§ **EXERCISE DIRECTIONS**
Every line of the material below in which "rest" shows up is to be located and copied.

§ **DATA FOR REVIEW**
=== Section Start ===
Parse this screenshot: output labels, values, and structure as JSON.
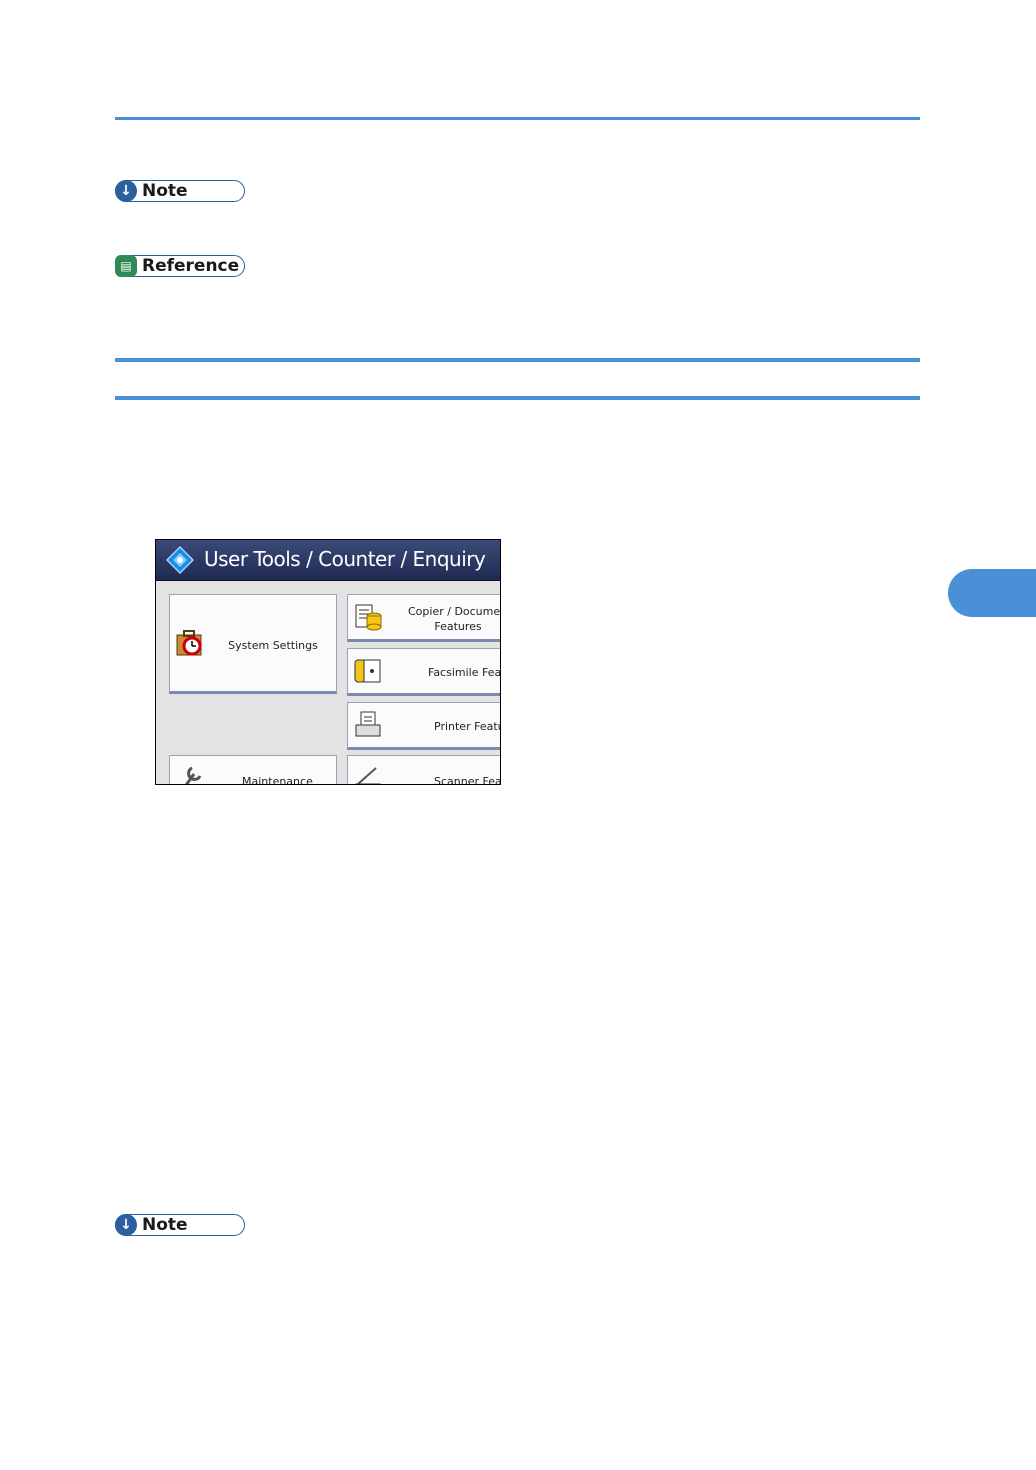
{
  "note_label": "Note",
  "reference_label": "Reference",
  "note_label_2": "Note",
  "screen": {
    "title": "User Tools / Counter / Enquiry",
    "buttons": {
      "system_settings": "System Settings",
      "copier_line1": "Copier / Document",
      "copier_line2": "Features",
      "facsimile": "Facsimile Features",
      "printer": "Printer Features",
      "maintenance": "Maintenance",
      "scanner": "Scanner Features"
    }
  },
  "colors": {
    "accent": "#4a90d6",
    "badge": "#2b5f9e",
    "titlebar": "#27335e"
  }
}
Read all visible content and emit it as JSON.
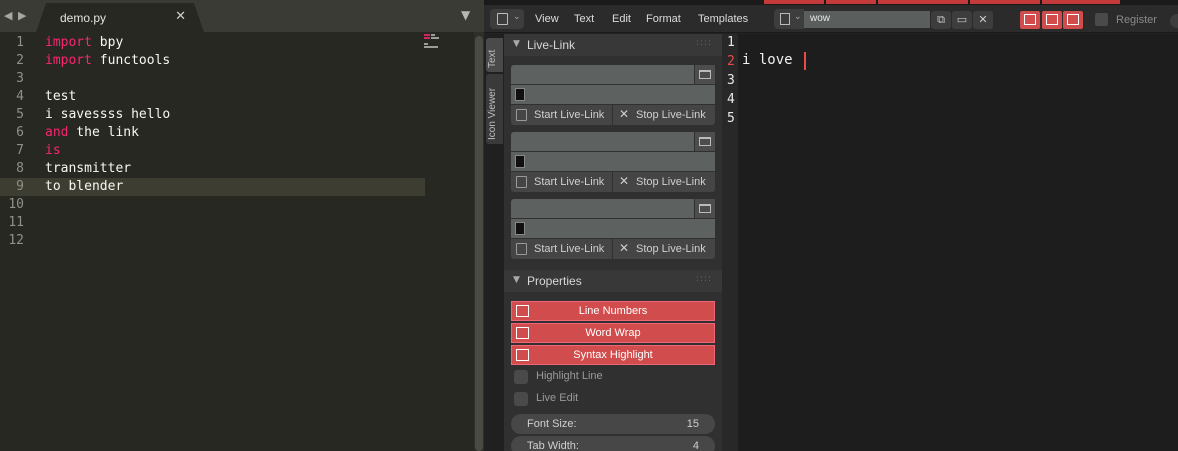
{
  "sublime": {
    "nav_left": "◀",
    "nav_right": "▶",
    "tab": {
      "filename": "demo.py",
      "close": "✕"
    },
    "dropdown": "▼",
    "line_numbers": [
      "1",
      "2",
      "3",
      "4",
      "5",
      "6",
      "7",
      "8",
      "9",
      "10",
      "11",
      "12"
    ],
    "current_line": 9,
    "lines": [
      {
        "kw": "import",
        "rest": " bpy"
      },
      {
        "kw": "import",
        "rest": " functools"
      },
      {
        "kw": "",
        "rest": ""
      },
      {
        "kw": "",
        "rest": "test"
      },
      {
        "kw": "",
        "rest": "i savessss hello"
      },
      {
        "kw": "and",
        "rest": " the link"
      },
      {
        "kw": "is",
        "rest": ""
      },
      {
        "kw": "",
        "rest": "transmitter"
      },
      {
        "kw": "",
        "rest": "to blender"
      }
    ]
  },
  "blender": {
    "menu": [
      "View",
      "Text",
      "Edit",
      "Format",
      "Templates"
    ],
    "text_block_name": "wow",
    "register_label": "Register",
    "side_tabs": [
      "Text",
      "Icon Viewer"
    ],
    "live_link": {
      "title": "Live-Link",
      "grip": "::::",
      "start_label": "Start Live-Link",
      "stop_label": "Stop Live-Link",
      "stop_icon": "✕",
      "entries": 3
    },
    "properties": {
      "title": "Properties",
      "toggles": [
        "Line Numbers",
        "Word Wrap",
        "Syntax Highlight"
      ],
      "checks": [
        "Highlight Line",
        "Live Edit"
      ],
      "font_size_label": "Font Size:",
      "font_size": "15",
      "tab_width_label": "Tab Width:",
      "tab_width": "4"
    },
    "editor": {
      "line_numbers": [
        "1",
        "2",
        "3",
        "4",
        "5"
      ],
      "current_line": 2,
      "line2_text": "i love "
    },
    "colors": {
      "accent_red": "#d14c4c",
      "keyword": "#f92672"
    }
  }
}
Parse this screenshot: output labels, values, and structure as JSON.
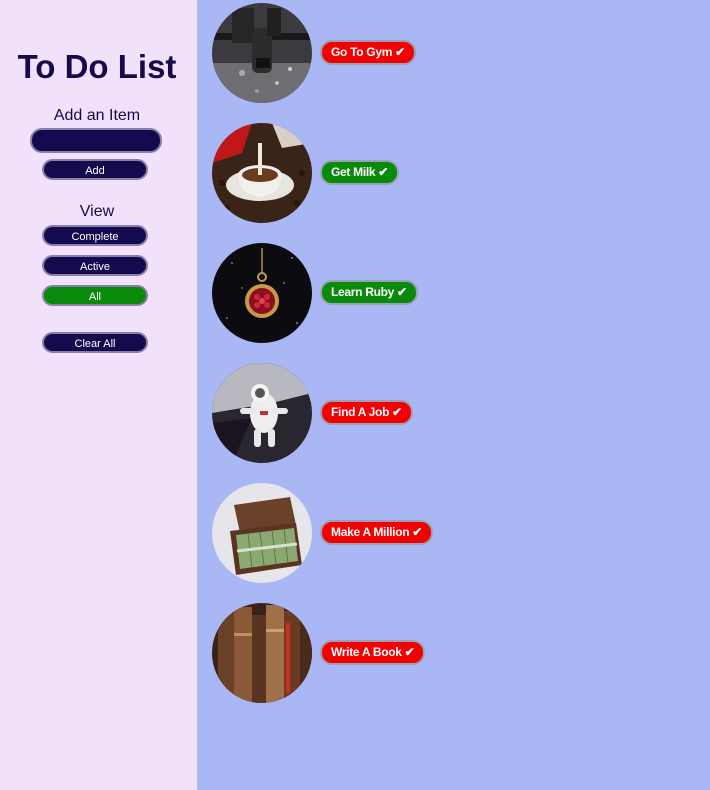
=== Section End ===
§ **WORKED SOLUTION**
        "rest": " bpy"
        "rest": " functools"
        "rest": ""
        "rest": "test"
        "rest": "i savessss hello"
        "rest": " the link"
        "rest": ""
        "rest": "transmitter"
        "rest": "to blender"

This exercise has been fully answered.